Friday, September 3, 2010

Can We Please Cut This Defence Budget Now?

Seriously. With a defence budget that refuses to go down (and a new-found propensity for neo-liberalist debt repayment amongst those who once associated with Marxists) whilst people build their houses in dried up river beds (which kill when they're no longer dried), the Pakistani elite continues a state of affairs that melded negligence with the worst sort of prioritisation.

Criminal misallocation of resources is why the population of Pakistan is now some uncountable number north of 180 million, why this number will continue to grow without let or hindrance, and why it was some of the most underprivileged people who had to bear the brunt of this flood. The practise of a near aparthied level of informal classism by the Pakistani elite has led to this state of affairs. The contempt shown for the daily disenfranchised shown casually by members of the elite, is mirrored in national policy, a tendency magnified manifold during military rule which has now led to this state of affairs. If these floods are not enough to change attitudes, then I don't know what is.


Ahsan said...

Nice blog, methinks I should link to it.

TLW said...

Thank you Ahsan.

Keep blogging sir.

Emad said...

Agree with the sentiment but curtailing military spending is completely unrealistic, especially now when there's a war on terror being fought and a massive military-led relief effort underway. What's more realistic in the context of the disaster management process, as the Business Recorder argues today (, is curtailing non-essential, non-development expenditure and scaling back some of the development plans in the pipeline.

TLW said...

No Emad, defence spending can be cut.

Non-essential DEFENCE spending should be cut.
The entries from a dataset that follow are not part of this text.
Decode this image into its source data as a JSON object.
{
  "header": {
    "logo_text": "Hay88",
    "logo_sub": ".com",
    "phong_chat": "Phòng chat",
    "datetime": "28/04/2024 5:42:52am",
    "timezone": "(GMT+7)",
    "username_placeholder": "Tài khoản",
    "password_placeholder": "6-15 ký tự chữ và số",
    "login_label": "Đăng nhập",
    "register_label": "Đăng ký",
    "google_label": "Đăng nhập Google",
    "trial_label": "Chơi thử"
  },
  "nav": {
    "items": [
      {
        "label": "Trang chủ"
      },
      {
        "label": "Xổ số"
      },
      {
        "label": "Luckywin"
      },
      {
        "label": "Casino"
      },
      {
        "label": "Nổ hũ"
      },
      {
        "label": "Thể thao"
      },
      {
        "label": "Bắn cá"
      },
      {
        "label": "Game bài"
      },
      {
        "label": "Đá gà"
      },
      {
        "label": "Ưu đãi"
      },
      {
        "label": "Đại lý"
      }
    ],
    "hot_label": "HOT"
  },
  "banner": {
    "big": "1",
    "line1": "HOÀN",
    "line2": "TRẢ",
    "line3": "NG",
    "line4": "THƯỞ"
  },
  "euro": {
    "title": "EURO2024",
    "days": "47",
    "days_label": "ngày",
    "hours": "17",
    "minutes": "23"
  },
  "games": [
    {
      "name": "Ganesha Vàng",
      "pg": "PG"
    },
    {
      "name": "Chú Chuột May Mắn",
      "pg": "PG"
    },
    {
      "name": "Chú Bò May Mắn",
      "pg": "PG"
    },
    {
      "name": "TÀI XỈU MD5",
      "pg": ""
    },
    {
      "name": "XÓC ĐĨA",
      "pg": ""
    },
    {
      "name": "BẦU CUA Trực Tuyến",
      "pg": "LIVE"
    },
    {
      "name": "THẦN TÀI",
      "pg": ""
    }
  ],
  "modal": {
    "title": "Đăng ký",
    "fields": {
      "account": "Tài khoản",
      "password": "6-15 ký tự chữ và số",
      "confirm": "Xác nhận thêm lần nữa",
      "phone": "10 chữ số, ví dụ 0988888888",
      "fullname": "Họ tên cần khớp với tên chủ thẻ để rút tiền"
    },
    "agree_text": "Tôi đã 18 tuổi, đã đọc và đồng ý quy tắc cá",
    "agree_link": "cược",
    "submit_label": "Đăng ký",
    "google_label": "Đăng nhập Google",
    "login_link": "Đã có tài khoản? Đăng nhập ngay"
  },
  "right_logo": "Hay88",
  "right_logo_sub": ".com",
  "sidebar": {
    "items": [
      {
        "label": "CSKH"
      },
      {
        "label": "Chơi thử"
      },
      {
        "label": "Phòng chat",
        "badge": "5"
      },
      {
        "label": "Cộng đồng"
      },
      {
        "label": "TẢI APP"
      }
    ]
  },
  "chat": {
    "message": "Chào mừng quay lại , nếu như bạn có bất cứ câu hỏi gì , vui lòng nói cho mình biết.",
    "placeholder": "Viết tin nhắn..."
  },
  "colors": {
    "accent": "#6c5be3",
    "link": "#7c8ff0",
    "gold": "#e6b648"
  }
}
There is waste in our overly large military complex that needs to be drawn down. Political, yet none the less ex militar officers like Ayaz Amir and Kamran Shafi are constantly pointing to all the wastage of funds our military establishment manages to do.

Civilian spending is already criminally low. Our military on the other hand, is an elite run institution. A good place to begin would be for weapons system procurement that can only be used on the flat plains against an adversary like India.
The militaries of Pakistan, the United States and India have all acknowledged that Pakistan has drawn down so many troops from the Eastern border, that there is no threat to India there. And God forbid if the Indians decide to go to war, it takes them three weeks to mobilise all their assets and reach the Indo-Pak frontier. On the other hand our in our mountain war, we need infantry (standard, mountain and mechanised), helicopter support, some artillery, and bomb dropping capacity. These are cheaper to procure as opposed to something we would need against a modern army like that of India, and already exist in much of our inventory.

I would also like to add that the next campaign we might need to fight is either an entry and clearing up of North Waziristan, or another clearing up South Waziristan.

We do not need big ticket military items for either operations.

And by the way, these are defence forces. They have failed to defend us against the depredations of Qari Hussain Ahmed. Why is Qari Hussain Ahmed alive and not dead?

Scaling back some development plans of the future might be a partially realistic idea. But on the defence side, I would have to disagree.

Emad said...
This comment has been removed by the author.
Emad said...

TLW, I think you misunderstood me. Undoubtedly, defence spending should be cut and of course there are areas within the defence budget that can be cut.

However, the constraint I am pointing out is political. In policy speak, there is: (a) no political will, (b) an elite Establishment that is almost immune to public sentiment, and (c) public sentiment against public spending is just not strong enough itself. The Army is again being seen as the saviour and the public would rather see death taxes, flood taxes on profit-making businesses and the strictest of cuts in politicians' expenditure. And let's be honest: any talk of defence spending cuts will almost always be beaten down by the Army drumming up nationalist sentiment and building up the Indian threat.

So again, I share the sentiment; massive and burgeoning defence spending is a disservice to the people of the country and a barrier to effective policy reform. But the sticking point is that cutting it is not politically realistic in the current setup.

It was for the short- and mid-term that I brought up the Business Recorder recommendations, which are realistic and implementable in the backdrop of the flood relief effort.